It’s important to have a high carbohydrate meal the night before the event, to ensure your muscle and liver glycogen stores are full, and that you will have enough energy for your race the next day. The meal should be predominantly carbohydrate, low in fat and modest in protein. Some appropriate meal ideas for the night before race day include 1¼ cups of pasta with a low fat tomato based sauce, or 1¼ cups of pumpkin risotto. If you think you’ll find it difficult to eat breakfast before the race, either due to a lack of time or pre-race jitters, it’s important that you maximise your carbohydrate intake the night before. This can be achieved by having a later supper before bed, such as a fruit salad with low fat ice-cream, a couple of slices of raisin bread, toast with honey or jam, plain sweet biscuits, a few pieces of fruit or Parson’s Rice Cream. Ensure you’ve drunk at least 1.5L of water for the day so that you are adequately hydrated.
The big day!
It’s really important to make sure both muscle and liver glycogen stores (carbohydrate stores) are maximised before the race. Eating a high carbohydrate meal for breakfast will then be of the utmost importance. High carbohydrate breakfast ideas include oats, toast with jam or honey, wheat biscuits, crumpets, muffins, pancakes, scones, breakfast cereals, untoasted muesli and fruit. If a big breakfast isn’t your thing, it is important to maximise glycogen stores the night before with a high carbohydrate dinner and supper (as mentioned above), and perhaps a small, or liquid-based breakfast before the race. Some good examples include Up & Go (not the low sugar varieties), a piece of fruit, fruit smoothies with low fat milk or muesli bars.

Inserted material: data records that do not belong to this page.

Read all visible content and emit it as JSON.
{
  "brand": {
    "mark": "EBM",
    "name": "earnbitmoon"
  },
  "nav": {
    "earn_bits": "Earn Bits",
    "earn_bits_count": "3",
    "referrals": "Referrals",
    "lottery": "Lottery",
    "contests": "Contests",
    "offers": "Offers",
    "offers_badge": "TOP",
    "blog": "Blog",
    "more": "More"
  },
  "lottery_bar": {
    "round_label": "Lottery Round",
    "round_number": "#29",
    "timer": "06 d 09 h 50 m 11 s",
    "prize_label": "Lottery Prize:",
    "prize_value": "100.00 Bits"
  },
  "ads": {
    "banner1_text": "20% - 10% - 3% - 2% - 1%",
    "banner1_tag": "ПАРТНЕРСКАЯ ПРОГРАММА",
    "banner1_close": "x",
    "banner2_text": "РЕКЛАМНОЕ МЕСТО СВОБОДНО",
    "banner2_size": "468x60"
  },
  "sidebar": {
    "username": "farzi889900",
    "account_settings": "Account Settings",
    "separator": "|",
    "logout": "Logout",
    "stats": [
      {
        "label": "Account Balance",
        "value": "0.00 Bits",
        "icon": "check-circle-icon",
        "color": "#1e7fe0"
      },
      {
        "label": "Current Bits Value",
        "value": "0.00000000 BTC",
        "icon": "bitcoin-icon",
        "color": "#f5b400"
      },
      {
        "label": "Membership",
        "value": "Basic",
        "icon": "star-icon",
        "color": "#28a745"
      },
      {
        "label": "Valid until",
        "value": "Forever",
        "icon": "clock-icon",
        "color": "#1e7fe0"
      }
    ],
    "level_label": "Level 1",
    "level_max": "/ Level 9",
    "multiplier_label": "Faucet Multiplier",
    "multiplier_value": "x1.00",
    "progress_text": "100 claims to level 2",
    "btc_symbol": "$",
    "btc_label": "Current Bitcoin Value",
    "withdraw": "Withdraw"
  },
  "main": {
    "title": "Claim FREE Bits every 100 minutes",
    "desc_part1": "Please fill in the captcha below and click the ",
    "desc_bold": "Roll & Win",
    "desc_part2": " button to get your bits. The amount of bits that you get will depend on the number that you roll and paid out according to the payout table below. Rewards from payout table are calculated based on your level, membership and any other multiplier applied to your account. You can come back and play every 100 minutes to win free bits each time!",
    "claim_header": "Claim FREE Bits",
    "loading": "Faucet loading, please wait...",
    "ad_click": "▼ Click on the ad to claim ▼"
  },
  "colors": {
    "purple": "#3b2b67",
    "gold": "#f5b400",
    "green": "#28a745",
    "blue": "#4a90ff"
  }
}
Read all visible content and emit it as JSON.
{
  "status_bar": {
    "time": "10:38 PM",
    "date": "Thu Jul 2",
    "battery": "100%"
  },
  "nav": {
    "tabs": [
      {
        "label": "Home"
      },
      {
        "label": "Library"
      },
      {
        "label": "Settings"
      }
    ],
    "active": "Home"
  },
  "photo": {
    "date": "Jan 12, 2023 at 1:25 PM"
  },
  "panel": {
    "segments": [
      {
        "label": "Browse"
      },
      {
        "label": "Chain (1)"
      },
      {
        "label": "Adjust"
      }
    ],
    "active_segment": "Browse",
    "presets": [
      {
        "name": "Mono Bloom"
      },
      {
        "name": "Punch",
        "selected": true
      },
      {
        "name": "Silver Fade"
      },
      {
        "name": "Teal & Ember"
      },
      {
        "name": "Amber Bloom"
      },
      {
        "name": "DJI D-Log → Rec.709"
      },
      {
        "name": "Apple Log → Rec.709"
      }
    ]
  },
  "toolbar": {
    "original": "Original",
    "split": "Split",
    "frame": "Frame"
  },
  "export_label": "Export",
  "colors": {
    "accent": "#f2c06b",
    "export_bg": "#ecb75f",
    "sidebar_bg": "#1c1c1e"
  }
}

On your way to the race, try and drink 200-600mL of water to ensure you’re adequately hydrated. If it’s an especially hot day this year, aim to drink a little bit more.
During the event
To prevent dehydration, it is recommended to try and drink 150-200mL of water every 15 minutes throughout the race. During the race, runners are at a higher risk of dehydration due to greater fluid loss through sweat, and as a result need to try and drink a little bit more water during the event, especially is it’s a hot day.
Post event recovery
Congratulations on completing the City to Bay! Post event, it’s essential to replace your muscle and liver glycogen stores, which have been depleted during the race, through high carbohydrate intake. Moderate intake of protein will enhance muscle repair, reducing your recovery time. There are lots of tempting choices for a satisfying post-race hunger down at Moseley Square, such as burgers, hot chips and desserts. Some high carbohydrate, moderate protein meal choices that will maximise your recovery include flavored milk, low fat yoghurt, a low fat smoothie, or a chicken, lettuce and low fat mayonnaise sandwich.
It’s also vital to replace any lost fluids with water post event, to prevent dehydration and enhance recovery.
By following these food and fluid guidelines, you will be able to maximise your performance and get the most out of your body on race day – but most importantly, have fun! Below is a great recipe to try for dinner the night before.
Recipe idea for the night before:
Butternut Pumpkin Risotto
- 1 onion
- 1 Tablespoon olive oil
- 2 sprigs thyme, chopped
- 250g butternut pumpkin, peeled and diced
- 200g risotto rice (such as aborio rice)
- 600ml of hot vegetable or chicken stock
- grated parmesan cheese, to serve
- Fry the onions in the olive oil until they are soft and transparent.
- Add the thyme, pumpkin and rice, stirring for a few seconds to coat the grains with oil, then add about a cup of the stock and bring to a simmer.
- Stir regularly, cooking until almost all the stock is absorbed before adding the rest of the stock, half a cup at a time, cooking until each addition is absorbed and the pumpkin is soft and the rice is creamy.
- Season with salt and pepper, before serving with a sprinkle of parmesan cheese.
Serves 3-4 medium bowls
For more information about eating for performance check out the Sports Dietitians Australia website.